Statement on the injured deer found at Spurn National Nature Reserve
We are very concerned as a Wildlife Trust about the injured deer that was reported on Friday at Spurn National Nature Reserve. Despite multiple searches over the weekend by YWT staff and volunteers, the animal has not yet been located.
Photos of the injured deer were shared widely on social media, and from the concern shown by social media users and enquiries to our offices and staff we know many people have found this upsetting. We are sorry to anyone who may have witnessed this or seen the animal, as we know how distressing it can be. We share this upset and concern and will continue to keep an eye out for this animal. If you see the animal, please do notify us by calling 01964 650144.
If anyone encounters an injured or distressed animal on any of our reserves, the following steps should be taken:
• Please note the exact location you observed it
• Please then inform us, either by going to visitor facilities on-site, or by calling 01904 659570
• If you cannot contact us, then please call the RSPCA on 0300 1234 999
• Please do not attempt to intervene as this can cause further stress and injury to the animal
We can then take the most appropriate action to address the problem. When on any nature reserve you should give animals plenty of space to avoid startling them, stick to designated paths, and if you do have a dog it should be kept on a lead at all times (many reserves operate strict ‘no dogs’ policies, but this is not always possible where rights of way pass through the reserve).
In common with other conservation bodies as well as farmers and other landowners, we use barbed wire to manage grazing animals on site. This is necessary for the safety of the animals, to ensure they do not enter other areas of the reserve, and for the public to keep them separate from animals that can be dangerous. For containing cattle, barbed wire or electric fences are the only suitable options for long-term management. You can learn more about our approach on stock fencing by downloading this document: Stock Fencing.
We use grazing animals as this is an effective way to maintain habitats on our reserves. In around 30 years of using similar fencing on reserves along the Humber, this is only the 6th reported incident we are aware of. However, that does not mean we cannot make improvements and we are always reviewing management on our reserves to ensure we are demonstrating best practice.
It appears from the photograph that the animal has caught its leg between double strands of barbed wire; this is usually a sign that an animal has been startled and had to make a jump from a standing start resulting in not gaining enough height to clear the fence.

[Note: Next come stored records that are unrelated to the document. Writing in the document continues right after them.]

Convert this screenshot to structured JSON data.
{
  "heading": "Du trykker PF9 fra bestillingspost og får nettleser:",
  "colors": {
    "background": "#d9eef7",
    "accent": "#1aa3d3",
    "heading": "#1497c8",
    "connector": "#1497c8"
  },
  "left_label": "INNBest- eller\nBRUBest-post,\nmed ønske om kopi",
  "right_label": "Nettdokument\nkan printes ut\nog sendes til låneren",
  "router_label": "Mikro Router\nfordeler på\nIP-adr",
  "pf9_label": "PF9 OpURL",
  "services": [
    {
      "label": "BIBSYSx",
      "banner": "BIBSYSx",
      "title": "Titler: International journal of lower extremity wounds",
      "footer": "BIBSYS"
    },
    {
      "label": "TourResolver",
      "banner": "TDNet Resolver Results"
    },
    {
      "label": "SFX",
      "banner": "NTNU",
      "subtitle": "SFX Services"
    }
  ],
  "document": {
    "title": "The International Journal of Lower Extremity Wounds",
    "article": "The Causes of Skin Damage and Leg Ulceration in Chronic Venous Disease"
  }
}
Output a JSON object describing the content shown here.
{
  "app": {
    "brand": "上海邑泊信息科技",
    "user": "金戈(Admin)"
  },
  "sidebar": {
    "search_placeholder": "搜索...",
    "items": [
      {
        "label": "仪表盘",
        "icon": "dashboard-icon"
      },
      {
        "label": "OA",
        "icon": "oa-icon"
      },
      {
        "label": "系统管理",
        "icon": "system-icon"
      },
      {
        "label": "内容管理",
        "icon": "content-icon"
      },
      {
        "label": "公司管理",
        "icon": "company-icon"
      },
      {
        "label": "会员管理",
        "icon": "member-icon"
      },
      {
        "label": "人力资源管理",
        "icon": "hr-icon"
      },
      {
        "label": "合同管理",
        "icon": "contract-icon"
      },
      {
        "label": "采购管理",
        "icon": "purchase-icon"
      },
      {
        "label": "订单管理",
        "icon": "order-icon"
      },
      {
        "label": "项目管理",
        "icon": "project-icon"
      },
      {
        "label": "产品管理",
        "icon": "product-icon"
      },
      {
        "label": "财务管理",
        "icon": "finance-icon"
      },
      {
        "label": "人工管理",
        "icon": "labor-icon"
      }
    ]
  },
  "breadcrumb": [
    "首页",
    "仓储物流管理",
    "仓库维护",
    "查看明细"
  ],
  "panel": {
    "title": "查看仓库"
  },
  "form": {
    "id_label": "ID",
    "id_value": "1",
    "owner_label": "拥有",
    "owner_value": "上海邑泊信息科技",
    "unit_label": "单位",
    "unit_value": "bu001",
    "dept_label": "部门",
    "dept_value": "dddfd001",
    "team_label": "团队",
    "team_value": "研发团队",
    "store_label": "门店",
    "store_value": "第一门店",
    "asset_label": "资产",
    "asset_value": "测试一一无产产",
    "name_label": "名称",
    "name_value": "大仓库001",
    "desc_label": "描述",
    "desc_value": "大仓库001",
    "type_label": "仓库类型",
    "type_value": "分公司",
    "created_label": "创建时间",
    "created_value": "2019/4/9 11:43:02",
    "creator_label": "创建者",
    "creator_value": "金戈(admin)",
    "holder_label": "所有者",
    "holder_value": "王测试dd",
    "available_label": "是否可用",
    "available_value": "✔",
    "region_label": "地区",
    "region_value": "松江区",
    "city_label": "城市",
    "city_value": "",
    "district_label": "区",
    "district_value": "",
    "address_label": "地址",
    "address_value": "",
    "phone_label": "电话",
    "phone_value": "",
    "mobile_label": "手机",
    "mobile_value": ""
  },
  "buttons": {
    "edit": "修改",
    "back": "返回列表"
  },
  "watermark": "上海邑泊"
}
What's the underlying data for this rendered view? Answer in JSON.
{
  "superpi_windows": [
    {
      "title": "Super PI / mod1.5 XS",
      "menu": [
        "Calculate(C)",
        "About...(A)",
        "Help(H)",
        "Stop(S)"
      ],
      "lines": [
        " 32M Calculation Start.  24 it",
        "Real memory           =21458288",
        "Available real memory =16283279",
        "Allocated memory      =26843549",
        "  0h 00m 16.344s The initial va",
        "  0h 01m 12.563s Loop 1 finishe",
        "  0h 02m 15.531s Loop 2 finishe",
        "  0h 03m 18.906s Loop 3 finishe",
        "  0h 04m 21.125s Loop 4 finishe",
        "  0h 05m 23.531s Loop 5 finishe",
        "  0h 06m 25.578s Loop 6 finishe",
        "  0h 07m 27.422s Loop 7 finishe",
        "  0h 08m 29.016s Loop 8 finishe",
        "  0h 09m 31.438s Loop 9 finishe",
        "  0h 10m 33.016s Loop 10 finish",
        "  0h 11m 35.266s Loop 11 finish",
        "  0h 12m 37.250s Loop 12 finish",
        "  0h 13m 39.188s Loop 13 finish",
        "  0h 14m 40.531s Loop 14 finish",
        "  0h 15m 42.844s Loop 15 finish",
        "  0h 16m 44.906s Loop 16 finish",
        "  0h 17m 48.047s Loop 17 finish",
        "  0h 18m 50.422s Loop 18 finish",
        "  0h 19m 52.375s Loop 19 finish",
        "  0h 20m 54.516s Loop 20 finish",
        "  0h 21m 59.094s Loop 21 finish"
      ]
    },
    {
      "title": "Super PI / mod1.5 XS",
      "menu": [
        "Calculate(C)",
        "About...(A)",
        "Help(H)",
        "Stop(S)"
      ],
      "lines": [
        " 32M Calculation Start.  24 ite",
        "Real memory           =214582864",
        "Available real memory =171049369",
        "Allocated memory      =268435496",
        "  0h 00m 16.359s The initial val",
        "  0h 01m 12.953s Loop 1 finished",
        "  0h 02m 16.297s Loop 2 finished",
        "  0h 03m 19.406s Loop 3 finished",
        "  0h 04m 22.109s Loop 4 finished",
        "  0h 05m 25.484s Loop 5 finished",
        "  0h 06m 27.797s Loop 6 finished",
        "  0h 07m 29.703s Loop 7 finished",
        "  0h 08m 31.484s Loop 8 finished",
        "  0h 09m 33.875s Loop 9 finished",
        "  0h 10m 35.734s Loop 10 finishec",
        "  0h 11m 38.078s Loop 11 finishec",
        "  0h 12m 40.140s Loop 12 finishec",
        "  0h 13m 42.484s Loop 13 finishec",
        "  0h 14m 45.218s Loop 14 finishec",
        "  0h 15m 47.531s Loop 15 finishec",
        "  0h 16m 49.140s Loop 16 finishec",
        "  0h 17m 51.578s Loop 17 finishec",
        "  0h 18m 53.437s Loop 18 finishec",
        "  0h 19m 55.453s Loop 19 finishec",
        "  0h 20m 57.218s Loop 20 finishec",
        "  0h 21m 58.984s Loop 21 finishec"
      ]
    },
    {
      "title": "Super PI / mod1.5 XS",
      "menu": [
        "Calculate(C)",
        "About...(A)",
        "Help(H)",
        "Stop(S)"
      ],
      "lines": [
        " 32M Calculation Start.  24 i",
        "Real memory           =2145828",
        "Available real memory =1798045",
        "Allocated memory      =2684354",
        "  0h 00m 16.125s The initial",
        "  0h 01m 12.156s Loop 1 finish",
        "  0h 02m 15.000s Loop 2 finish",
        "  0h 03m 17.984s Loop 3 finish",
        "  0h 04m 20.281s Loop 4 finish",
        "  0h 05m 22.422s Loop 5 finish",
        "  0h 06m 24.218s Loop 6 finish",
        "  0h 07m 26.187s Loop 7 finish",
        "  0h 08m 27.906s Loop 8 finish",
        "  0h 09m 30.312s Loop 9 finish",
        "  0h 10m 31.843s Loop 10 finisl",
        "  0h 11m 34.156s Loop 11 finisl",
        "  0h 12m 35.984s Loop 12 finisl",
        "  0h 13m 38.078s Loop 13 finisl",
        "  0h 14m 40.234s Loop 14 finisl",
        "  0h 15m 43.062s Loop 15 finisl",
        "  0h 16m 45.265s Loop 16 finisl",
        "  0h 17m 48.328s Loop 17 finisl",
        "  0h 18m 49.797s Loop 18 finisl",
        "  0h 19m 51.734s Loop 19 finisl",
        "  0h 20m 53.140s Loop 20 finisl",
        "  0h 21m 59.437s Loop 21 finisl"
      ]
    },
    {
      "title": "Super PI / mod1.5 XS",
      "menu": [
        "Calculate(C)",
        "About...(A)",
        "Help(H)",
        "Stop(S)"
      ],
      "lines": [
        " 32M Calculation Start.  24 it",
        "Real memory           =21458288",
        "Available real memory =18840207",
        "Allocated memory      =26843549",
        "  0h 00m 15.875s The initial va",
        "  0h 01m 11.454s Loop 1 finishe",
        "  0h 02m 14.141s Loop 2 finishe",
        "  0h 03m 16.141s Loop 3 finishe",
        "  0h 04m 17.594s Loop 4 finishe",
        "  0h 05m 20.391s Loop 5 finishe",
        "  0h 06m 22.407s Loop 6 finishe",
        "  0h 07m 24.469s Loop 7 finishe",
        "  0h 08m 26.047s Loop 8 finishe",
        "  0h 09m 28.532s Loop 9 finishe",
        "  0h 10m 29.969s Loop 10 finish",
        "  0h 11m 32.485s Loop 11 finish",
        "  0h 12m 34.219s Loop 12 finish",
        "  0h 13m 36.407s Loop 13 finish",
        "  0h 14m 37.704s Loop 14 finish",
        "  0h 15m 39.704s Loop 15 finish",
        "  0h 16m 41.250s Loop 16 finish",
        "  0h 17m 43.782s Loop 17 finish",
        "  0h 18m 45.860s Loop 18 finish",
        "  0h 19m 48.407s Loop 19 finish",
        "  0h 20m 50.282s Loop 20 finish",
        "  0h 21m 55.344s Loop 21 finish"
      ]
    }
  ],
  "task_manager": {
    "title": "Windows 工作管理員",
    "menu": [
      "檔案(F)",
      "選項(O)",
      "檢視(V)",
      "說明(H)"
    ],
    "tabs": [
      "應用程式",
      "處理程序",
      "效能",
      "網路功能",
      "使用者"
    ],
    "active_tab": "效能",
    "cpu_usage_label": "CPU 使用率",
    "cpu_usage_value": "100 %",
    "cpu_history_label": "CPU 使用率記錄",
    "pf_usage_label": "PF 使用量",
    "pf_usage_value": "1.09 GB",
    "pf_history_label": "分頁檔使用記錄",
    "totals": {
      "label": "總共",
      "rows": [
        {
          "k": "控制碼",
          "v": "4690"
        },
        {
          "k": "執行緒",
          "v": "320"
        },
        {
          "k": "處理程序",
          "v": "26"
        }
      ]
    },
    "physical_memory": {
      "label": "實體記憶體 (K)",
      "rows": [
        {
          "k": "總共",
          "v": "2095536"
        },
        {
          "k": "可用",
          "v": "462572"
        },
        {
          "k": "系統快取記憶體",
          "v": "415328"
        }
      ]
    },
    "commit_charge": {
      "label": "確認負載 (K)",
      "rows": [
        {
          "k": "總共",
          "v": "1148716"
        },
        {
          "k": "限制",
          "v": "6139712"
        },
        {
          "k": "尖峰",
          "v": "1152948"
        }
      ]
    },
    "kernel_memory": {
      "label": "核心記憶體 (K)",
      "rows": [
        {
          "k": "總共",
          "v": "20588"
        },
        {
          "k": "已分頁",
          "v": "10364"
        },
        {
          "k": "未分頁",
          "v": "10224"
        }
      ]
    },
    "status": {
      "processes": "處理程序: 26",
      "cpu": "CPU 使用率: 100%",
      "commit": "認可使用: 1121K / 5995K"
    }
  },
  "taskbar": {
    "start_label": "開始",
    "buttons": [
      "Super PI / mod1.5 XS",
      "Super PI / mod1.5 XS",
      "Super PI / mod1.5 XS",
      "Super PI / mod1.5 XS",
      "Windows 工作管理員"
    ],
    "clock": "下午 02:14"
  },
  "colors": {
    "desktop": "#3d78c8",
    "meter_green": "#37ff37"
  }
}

As a result of this incident we will be removing double stranded barbed wire in areas where we are not using, or intending to use, grazing cattle. We will also look to move to single strands of either plain or barbed wire where appropriate; this will help to prevent an animal getting its leg caught in this way. We will also investigate the possibility of setting up deer passes in areas we know they use preferentially. These steps should further reduce the risk of future incidents.
If you have further questions after reading this, please email us on email@example.com and your query can be passed to an appropriate member of staff.